There were people around, but I could still be isolated (still afraid of making contact), but I didn’t feel as lonely. I would laugh out loud at some of those crazy books and no one criticized. Sometimes they’d chuckle to themselves or ask what book I was reading. And the best part? The stores don’t make you buy the book!
Picking up books on subjects I would not normally read was the next step. It was easy to figure out what interested my mind or bored me to death. I started getting to know myself again, and that was empowering. Eventually, I went to dinner at a real restaurant and went to a movie by myself and by golly I had a great time being just with me!
The Key to the Breaking the Isolation Habit
The key: I enjoyed being with me. Liking myself again helped me feel happier even though I was alone.
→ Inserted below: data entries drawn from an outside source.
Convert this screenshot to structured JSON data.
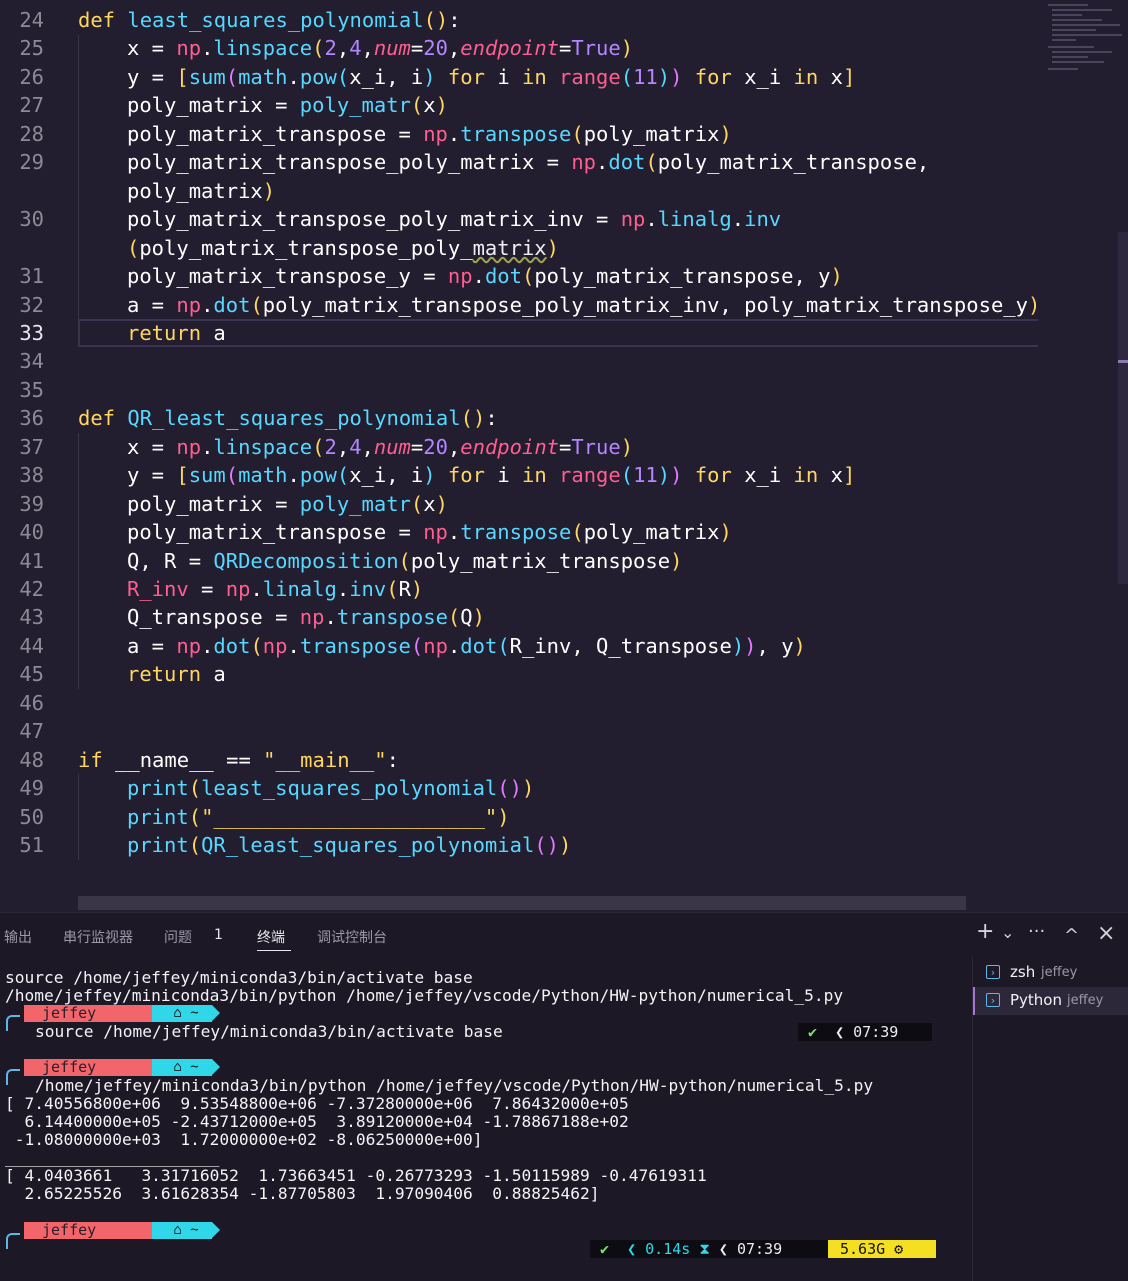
{
  "editor": {
    "lines": [
      {
        "n": "24",
        "indent": 0,
        "tokens": [
          [
            "kw",
            "def "
          ],
          [
            "fn",
            "least_squares_polynomial"
          ],
          [
            "p1",
            "()"
          ],
          [
            "op",
            ":"
          ]
        ]
      },
      {
        "n": "25",
        "indent": 1,
        "tokens": [
          [
            "op",
            "x = "
          ],
          [
            "np",
            "np"
          ],
          [
            "op",
            "."
          ],
          [
            "fn",
            "linspace"
          ],
          [
            "p1",
            "("
          ],
          [
            "num",
            "2"
          ],
          [
            "op",
            ","
          ],
          [
            "num",
            "4"
          ],
          [
            "op",
            ","
          ],
          [
            "param",
            "num"
          ],
          [
            "op",
            "="
          ],
          [
            "num",
            "20"
          ],
          [
            "op",
            ","
          ],
          [
            "param",
            "endpoint"
          ],
          [
            "op",
            "="
          ],
          [
            "bool",
            "True"
          ],
          [
            "p1",
            ")"
          ]
        ]
      },
      {
        "n": "26",
        "indent": 1,
        "tokens": [
          [
            "op",
            "y = "
          ],
          [
            "p1",
            "["
          ],
          [
            "fn",
            "sum"
          ],
          [
            "p2",
            "("
          ],
          [
            "fn",
            "math"
          ],
          [
            "op",
            "."
          ],
          [
            "fn",
            "pow"
          ],
          [
            "p3",
            "("
          ],
          [
            "op",
            "x_i, i"
          ],
          [
            "p3",
            ")"
          ],
          [
            "kw",
            " for "
          ],
          [
            "op",
            "i"
          ],
          [
            "kw",
            " in "
          ],
          [
            "np",
            "range"
          ],
          [
            "p3",
            "("
          ],
          [
            "num",
            "11"
          ],
          [
            "p3",
            ")"
          ],
          [
            "p2",
            ")"
          ],
          [
            "kw",
            " for "
          ],
          [
            "op",
            "x_i"
          ],
          [
            "kw",
            " in "
          ],
          [
            "op",
            "x"
          ],
          [
            "p1",
            "]"
          ]
        ]
      },
      {
        "n": "27",
        "indent": 1,
        "tokens": [
          [
            "op",
            "poly_matrix = "
          ],
          [
            "fn",
            "poly_matr"
          ],
          [
            "p1",
            "("
          ],
          [
            "op",
            "x"
          ],
          [
            "p1",
            ")"
          ]
        ]
      },
      {
        "n": "28",
        "indent": 1,
        "tokens": [
          [
            "op",
            "poly_matrix_transpose = "
          ],
          [
            "np",
            "np"
          ],
          [
            "op",
            "."
          ],
          [
            "fn",
            "transpose"
          ],
          [
            "p1",
            "("
          ],
          [
            "op",
            "poly_matrix"
          ],
          [
            "p1",
            ")"
          ]
        ]
      },
      {
        "n": "29",
        "indent": 1,
        "tokens": [
          [
            "op",
            "poly_matrix_transpose_poly_matrix = "
          ],
          [
            "np",
            "np"
          ],
          [
            "op",
            "."
          ],
          [
            "fn",
            "dot"
          ],
          [
            "p1",
            "("
          ],
          [
            "op",
            "poly_matrix_transpose,"
          ]
        ]
      },
      {
        "n": "",
        "indent": 1,
        "tokens": [
          [
            "op",
            "poly_matrix"
          ],
          [
            "p1",
            ")"
          ]
        ]
      },
      {
        "n": "30",
        "indent": 1,
        "tokens": [
          [
            "op",
            "poly_matrix_transpose_poly_matrix_inv = "
          ],
          [
            "np",
            "np"
          ],
          [
            "op",
            "."
          ],
          [
            "fn",
            "linalg"
          ],
          [
            "op",
            "."
          ],
          [
            "fn",
            "inv"
          ]
        ]
      },
      {
        "n": "",
        "indent": 1,
        "tokens": [
          [
            "p1",
            "("
          ],
          [
            "op",
            "poly_matrix_transpose_poly_"
          ],
          [
            "squig",
            "matrix"
          ],
          [
            "p1",
            ")"
          ]
        ]
      },
      {
        "n": "31",
        "indent": 1,
        "tokens": [
          [
            "op",
            "poly_matrix_transpose_y = "
          ],
          [
            "np",
            "np"
          ],
          [
            "op",
            "."
          ],
          [
            "fn",
            "dot"
          ],
          [
            "p1",
            "("
          ],
          [
            "op",
            "poly_matrix_transpose, y"
          ],
          [
            "p1",
            ")"
          ]
        ]
      },
      {
        "n": "32",
        "indent": 1,
        "tokens": [
          [
            "op",
            "a = "
          ],
          [
            "np",
            "np"
          ],
          [
            "op",
            "."
          ],
          [
            "fn",
            "dot"
          ],
          [
            "p1",
            "("
          ],
          [
            "op",
            "poly_matrix_transpose_poly_matrix_inv, poly_matrix_transpose_y"
          ],
          [
            "p1",
            ")"
          ]
        ]
      },
      {
        "n": "33",
        "indent": 1,
        "tokens": [
          [
            "kw",
            "return"
          ],
          [
            "op",
            " a"
          ]
        ]
      },
      {
        "n": "34",
        "indent": 0,
        "tokens": []
      },
      {
        "n": "35",
        "indent": 0,
        "tokens": []
      },
      {
        "n": "36",
        "indent": 0,
        "tokens": [
          [
            "kw",
            "def "
          ],
          [
            "fn",
            "QR_least_squares_polynomial"
          ],
          [
            "p1",
            "()"
          ],
          [
            "op",
            ":"
          ]
        ]
      },
      {
        "n": "37",
        "indent": 1,
        "tokens": [
          [
            "op",
            "x = "
          ],
          [
            "np",
            "np"
          ],
          [
            "op",
            "."
          ],
          [
            "fn",
            "linspace"
          ],
          [
            "p1",
            "("
          ],
          [
            "num",
            "2"
          ],
          [
            "op",
            ","
          ],
          [
            "num",
            "4"
          ],
          [
            "op",
            ","
          ],
          [
            "param",
            "num"
          ],
          [
            "op",
            "="
          ],
          [
            "num",
            "20"
          ],
          [
            "op",
            ","
          ],
          [
            "param",
            "endpoint"
          ],
          [
            "op",
            "="
          ],
          [
            "bool",
            "True"
          ],
          [
            "p1",
            ")"
          ]
        ]
      },
      {
        "n": "38",
        "indent": 1,
        "tokens": [
          [
            "op",
            "y = "
          ],
          [
            "p1",
            "["
          ],
          [
            "fn",
            "sum"
          ],
          [
            "p2",
            "("
          ],
          [
            "fn",
            "math"
          ],
          [
            "op",
            "."
          ],
          [
            "fn",
            "pow"
          ],
          [
            "p3",
            "("
          ],
          [
            "op",
            "x_i, i"
          ],
          [
            "p3",
            ")"
          ],
          [
            "kw",
            " for "
          ],
          [
            "op",
            "i"
          ],
          [
            "kw",
            " in "
          ],
          [
            "np",
            "range"
          ],
          [
            "p3",
            "("
          ],
          [
            "num",
            "11"
          ],
          [
            "p3",
            ")"
          ],
          [
            "p2",
            ")"
          ],
          [
            "kw",
            " for "
          ],
          [
            "op",
            "x_i"
          ],
          [
            "kw",
            " in "
          ],
          [
            "op",
            "x"
          ],
          [
            "p1",
            "]"
          ]
        ]
      },
      {
        "n": "39",
        "indent": 1,
        "tokens": [
          [
            "op",
            "poly_matrix = "
          ],
          [
            "fn",
            "poly_matr"
          ],
          [
            "p1",
            "("
          ],
          [
            "op",
            "x"
          ],
          [
            "p1",
            ")"
          ]
        ]
      },
      {
        "n": "40",
        "indent": 1,
        "tokens": [
          [
            "op",
            "poly_matrix_transpose = "
          ],
          [
            "np",
            "np"
          ],
          [
            "op",
            "."
          ],
          [
            "fn",
            "transpose"
          ],
          [
            "p1",
            "("
          ],
          [
            "op",
            "poly_matrix"
          ],
          [
            "p1",
            ")"
          ]
        ]
      },
      {
        "n": "41",
        "indent": 1,
        "tokens": [
          [
            "op",
            "Q, R = "
          ],
          [
            "fn",
            "QRDecomposition"
          ],
          [
            "p1",
            "("
          ],
          [
            "op",
            "poly_matrix_transpose"
          ],
          [
            "p1",
            ")"
          ]
        ]
      },
      {
        "n": "42",
        "indent": 1,
        "tokens": [
          [
            "var",
            "R_inv"
          ],
          [
            "op",
            " = "
          ],
          [
            "np",
            "np"
          ],
          [
            "op",
            "."
          ],
          [
            "fn",
            "linalg"
          ],
          [
            "op",
            "."
          ],
          [
            "fn",
            "inv"
          ],
          [
            "p1",
            "("
          ],
          [
            "op",
            "R"
          ],
          [
            "p1",
            ")"
          ]
        ]
      },
      {
        "n": "43",
        "indent": 1,
        "tokens": [
          [
            "op",
            "Q_transpose = "
          ],
          [
            "np",
            "np"
          ],
          [
            "op",
            "."
          ],
          [
            "fn",
            "transpose"
          ],
          [
            "p1",
            "("
          ],
          [
            "op",
            "Q"
          ],
          [
            "p1",
            ")"
          ]
        ]
      },
      {
        "n": "44",
        "indent": 1,
        "tokens": [
          [
            "op",
            "a = "
          ],
          [
            "np",
            "np"
          ],
          [
            "op",
            "."
          ],
          [
            "fn",
            "dot"
          ],
          [
            "p1",
            "("
          ],
          [
            "np",
            "np"
          ],
          [
            "op",
            "."
          ],
          [
            "fn",
            "transpose"
          ],
          [
            "p2",
            "("
          ],
          [
            "np",
            "np"
          ],
          [
            "op",
            "."
          ],
          [
            "fn",
            "dot"
          ],
          [
            "p3",
            "("
          ],
          [
            "op",
            "R_inv, Q_transpose"
          ],
          [
            "p3",
            ")"
          ],
          [
            "p2",
            ")"
          ],
          [
            "op",
            ", y"
          ],
          [
            "p1",
            ")"
          ]
        ]
      },
      {
        "n": "45",
        "indent": 1,
        "tokens": [
          [
            "kw",
            "return"
          ],
          [
            "op",
            " a"
          ]
        ]
      },
      {
        "n": "46",
        "indent": 0,
        "tokens": []
      },
      {
        "n": "47",
        "indent": 0,
        "tokens": []
      },
      {
        "n": "48",
        "indent": 0,
        "tokens": [
          [
            "kw",
            "if "
          ],
          [
            "op",
            "__name__ == "
          ],
          [
            "str",
            "\"__main__\""
          ],
          [
            "op",
            ":"
          ]
        ]
      },
      {
        "n": "49",
        "indent": 1,
        "tokens": [
          [
            "fn",
            "print"
          ],
          [
            "p1",
            "("
          ],
          [
            "fn",
            "least_squares_polynomial"
          ],
          [
            "p2",
            "()"
          ],
          [
            "p1",
            ")"
          ]
        ]
      },
      {
        "n": "50",
        "indent": 1,
        "tokens": [
          [
            "fn",
            "print"
          ],
          [
            "p1",
            "("
          ],
          [
            "str",
            "\"______________________\""
          ],
          [
            "p1",
            ")"
          ]
        ]
      },
      {
        "n": "51",
        "indent": 1,
        "tokens": [
          [
            "fn",
            "print"
          ],
          [
            "p1",
            "("
          ],
          [
            "fn",
            "QR_least_squares_polynomial"
          ],
          [
            "p2",
            "()"
          ],
          [
            "p1",
            ")"
          ]
        ]
      }
    ],
    "current_line": "33"
  },
  "panel": {
    "tabs": [
      {
        "label": "输出",
        "active": false
      },
      {
        "label": "串行监视器",
        "active": false
      },
      {
        "label": "问题",
        "active": false
      },
      {
        "label": "终端",
        "active": true
      },
      {
        "label": "调试控制台",
        "active": false
      }
    ],
    "problems_count": "1",
    "tools": {
      "add": "+",
      "dropdown": "⌄",
      "more": "···",
      "maximize": "^",
      "close": "×"
    },
    "terminal": {
      "line1": "source /home/jeffey/miniconda3/bin/activate base",
      "line2": "/home/jeffey/miniconda3/bin/python /home/jeffey/vscode/Python/HW-python/numerical_5.py",
      "prompt_user": "jeffey",
      "prompt_home": "~",
      "cmd1": "source /home/jeffey/miniconda3/bin/activate base",
      "status1_time": "07:39",
      "cmd2": "/home/jeffey/miniconda3/bin/python /home/jeffey/vscode/Python/HW-python/numerical_5.py",
      "out1": "[ 7.40556800e+06  9.53548800e+06 -7.37280000e+06  7.86432000e+05",
      "out2": "  6.14400000e+05 -2.43712000e+05  3.89120000e+04 -1.78867188e+02",
      "out3": " -1.08000000e+03  1.72000000e+02 -8.06250000e+00]",
      "out4": "______________________",
      "out5": "[ 4.0403661   3.31716052  1.73663451 -0.26773293 -1.50115989 -0.47619311",
      "out6": "  2.65225526  3.61628354 -1.87705803  1.97090406  0.88825462]",
      "status2_duration": "0.14s",
      "status2_time": "07:39",
      "status2_mem": "5.63G"
    },
    "sessions": [
      {
        "name": "zsh",
        "user": "jeffey",
        "active": false
      },
      {
        "name": "Python",
        "user": "jeffey",
        "active": true
      }
    ]
  }
}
I smiled more. I enjoyed routine tasks more. And lo and behold, people started noticing me because my attitude changed. My first friend (besides myself) turned out to love taking pointless drives and talking or singing with the radio. Can you imagine that?! It’s not like I had that interest tattooed on my forehead. It just happened.
The first friend you make is you. The next friends are attracted to you by what interests you’ve found. And although it is a process that can be uncomfortable, challenging yourself to break your bonds and then breaking them (in baby steps) will help you rid yourself of jealousy of those who embrace their independence, find things you enjoy doing, and break the habit of isolation.
Your path will undoubtedly be different from mine, but you can do it. Start with where you felt the least bothered by your abuser and work out from there.
1 Asatryan, K. (2015, July 23). 4 Disorders That May Thrive on Loneliness. Retrieved October 09, 2017.